→ **Exercise**:
Find the lines of the records in which the word "Белгородской" appears and report how many there are, as a number alone.

Data supplied START

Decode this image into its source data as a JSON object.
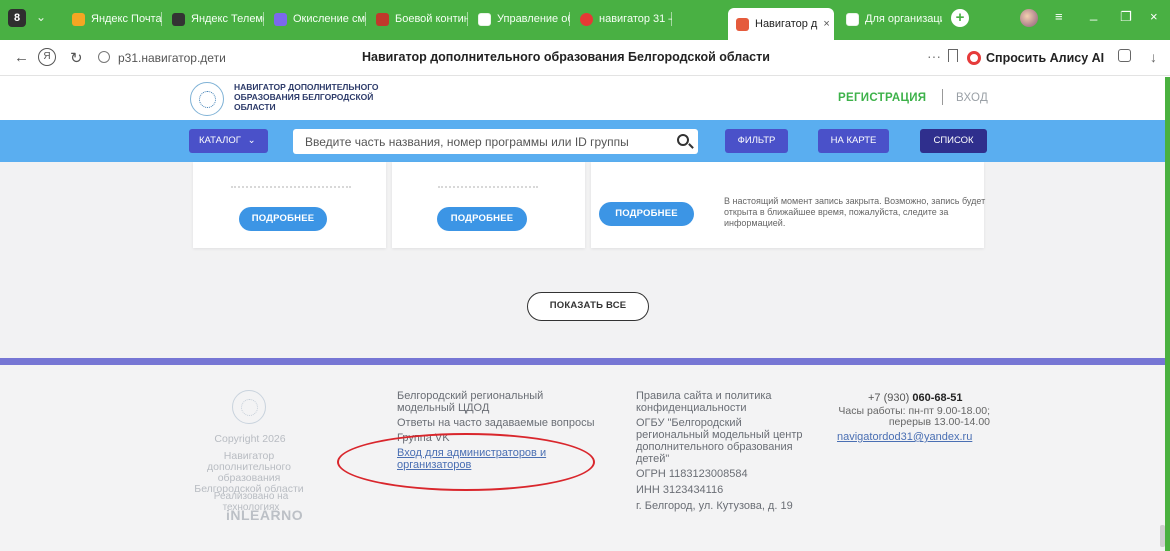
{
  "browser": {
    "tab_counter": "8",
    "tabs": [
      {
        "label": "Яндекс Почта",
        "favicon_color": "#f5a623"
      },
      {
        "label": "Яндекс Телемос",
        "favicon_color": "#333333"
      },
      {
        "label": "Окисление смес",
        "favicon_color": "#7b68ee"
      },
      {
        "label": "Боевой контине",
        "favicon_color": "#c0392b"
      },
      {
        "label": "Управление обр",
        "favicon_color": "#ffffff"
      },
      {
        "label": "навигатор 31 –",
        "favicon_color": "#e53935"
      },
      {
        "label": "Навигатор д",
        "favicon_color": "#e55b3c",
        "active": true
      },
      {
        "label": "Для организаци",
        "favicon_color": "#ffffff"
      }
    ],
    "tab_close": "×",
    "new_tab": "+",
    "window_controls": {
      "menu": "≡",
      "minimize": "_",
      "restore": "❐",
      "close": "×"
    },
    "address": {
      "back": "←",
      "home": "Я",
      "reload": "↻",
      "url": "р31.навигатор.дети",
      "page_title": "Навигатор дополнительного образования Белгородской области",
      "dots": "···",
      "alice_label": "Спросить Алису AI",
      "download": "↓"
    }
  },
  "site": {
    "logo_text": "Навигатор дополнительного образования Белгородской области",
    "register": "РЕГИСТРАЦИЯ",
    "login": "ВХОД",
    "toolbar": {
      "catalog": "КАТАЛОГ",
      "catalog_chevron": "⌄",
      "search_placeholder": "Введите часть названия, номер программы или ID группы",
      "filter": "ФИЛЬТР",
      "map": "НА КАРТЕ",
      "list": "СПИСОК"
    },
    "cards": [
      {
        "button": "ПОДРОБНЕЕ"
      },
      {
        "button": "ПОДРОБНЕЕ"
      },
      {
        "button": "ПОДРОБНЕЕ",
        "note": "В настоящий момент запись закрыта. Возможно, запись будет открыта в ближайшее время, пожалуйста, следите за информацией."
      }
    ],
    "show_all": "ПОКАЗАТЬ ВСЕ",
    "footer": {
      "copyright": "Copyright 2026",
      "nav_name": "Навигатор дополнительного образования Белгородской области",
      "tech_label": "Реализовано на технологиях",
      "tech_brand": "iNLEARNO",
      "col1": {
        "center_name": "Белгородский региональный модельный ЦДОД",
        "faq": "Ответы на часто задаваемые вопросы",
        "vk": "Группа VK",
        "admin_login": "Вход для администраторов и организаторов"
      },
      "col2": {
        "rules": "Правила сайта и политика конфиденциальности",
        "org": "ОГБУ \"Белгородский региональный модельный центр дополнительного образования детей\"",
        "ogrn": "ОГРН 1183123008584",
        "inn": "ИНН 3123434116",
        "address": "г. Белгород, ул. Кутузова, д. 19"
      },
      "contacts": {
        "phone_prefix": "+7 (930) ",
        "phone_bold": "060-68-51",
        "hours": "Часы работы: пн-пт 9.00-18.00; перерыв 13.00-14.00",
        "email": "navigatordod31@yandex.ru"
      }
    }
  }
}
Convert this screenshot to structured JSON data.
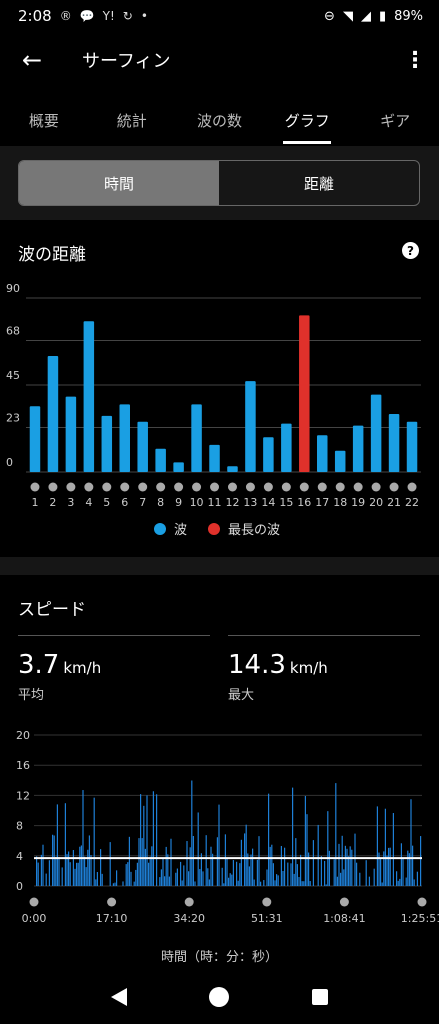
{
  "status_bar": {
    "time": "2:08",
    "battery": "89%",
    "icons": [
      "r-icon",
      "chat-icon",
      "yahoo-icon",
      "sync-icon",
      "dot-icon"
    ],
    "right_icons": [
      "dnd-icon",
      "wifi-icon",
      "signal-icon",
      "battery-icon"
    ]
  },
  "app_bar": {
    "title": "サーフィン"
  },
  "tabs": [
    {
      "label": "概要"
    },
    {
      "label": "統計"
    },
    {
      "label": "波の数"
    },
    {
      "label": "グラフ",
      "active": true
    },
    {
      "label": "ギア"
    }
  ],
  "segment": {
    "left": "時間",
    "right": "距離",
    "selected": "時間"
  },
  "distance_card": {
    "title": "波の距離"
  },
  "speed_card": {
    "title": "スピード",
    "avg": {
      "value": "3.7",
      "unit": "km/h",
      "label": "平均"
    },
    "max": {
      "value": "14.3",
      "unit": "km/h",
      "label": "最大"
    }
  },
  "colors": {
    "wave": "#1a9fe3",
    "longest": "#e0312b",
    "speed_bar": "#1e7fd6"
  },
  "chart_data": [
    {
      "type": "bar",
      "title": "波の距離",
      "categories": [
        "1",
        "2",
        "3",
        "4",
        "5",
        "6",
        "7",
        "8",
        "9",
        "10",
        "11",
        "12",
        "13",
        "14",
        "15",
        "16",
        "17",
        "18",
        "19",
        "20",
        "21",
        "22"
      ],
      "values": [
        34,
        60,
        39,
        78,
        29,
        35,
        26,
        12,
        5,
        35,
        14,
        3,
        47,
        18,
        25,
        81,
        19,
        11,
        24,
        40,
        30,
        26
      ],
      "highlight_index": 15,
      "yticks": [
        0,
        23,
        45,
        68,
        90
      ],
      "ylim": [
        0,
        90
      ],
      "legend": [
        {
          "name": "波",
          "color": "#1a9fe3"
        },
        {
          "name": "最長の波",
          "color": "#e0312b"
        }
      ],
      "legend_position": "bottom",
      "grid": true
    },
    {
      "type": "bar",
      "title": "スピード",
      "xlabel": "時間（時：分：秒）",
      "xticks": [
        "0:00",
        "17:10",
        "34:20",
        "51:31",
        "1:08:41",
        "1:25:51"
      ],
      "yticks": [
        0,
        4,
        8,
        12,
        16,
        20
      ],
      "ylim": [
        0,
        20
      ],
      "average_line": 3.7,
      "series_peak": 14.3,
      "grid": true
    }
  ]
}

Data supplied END

→ **Final answer**:
3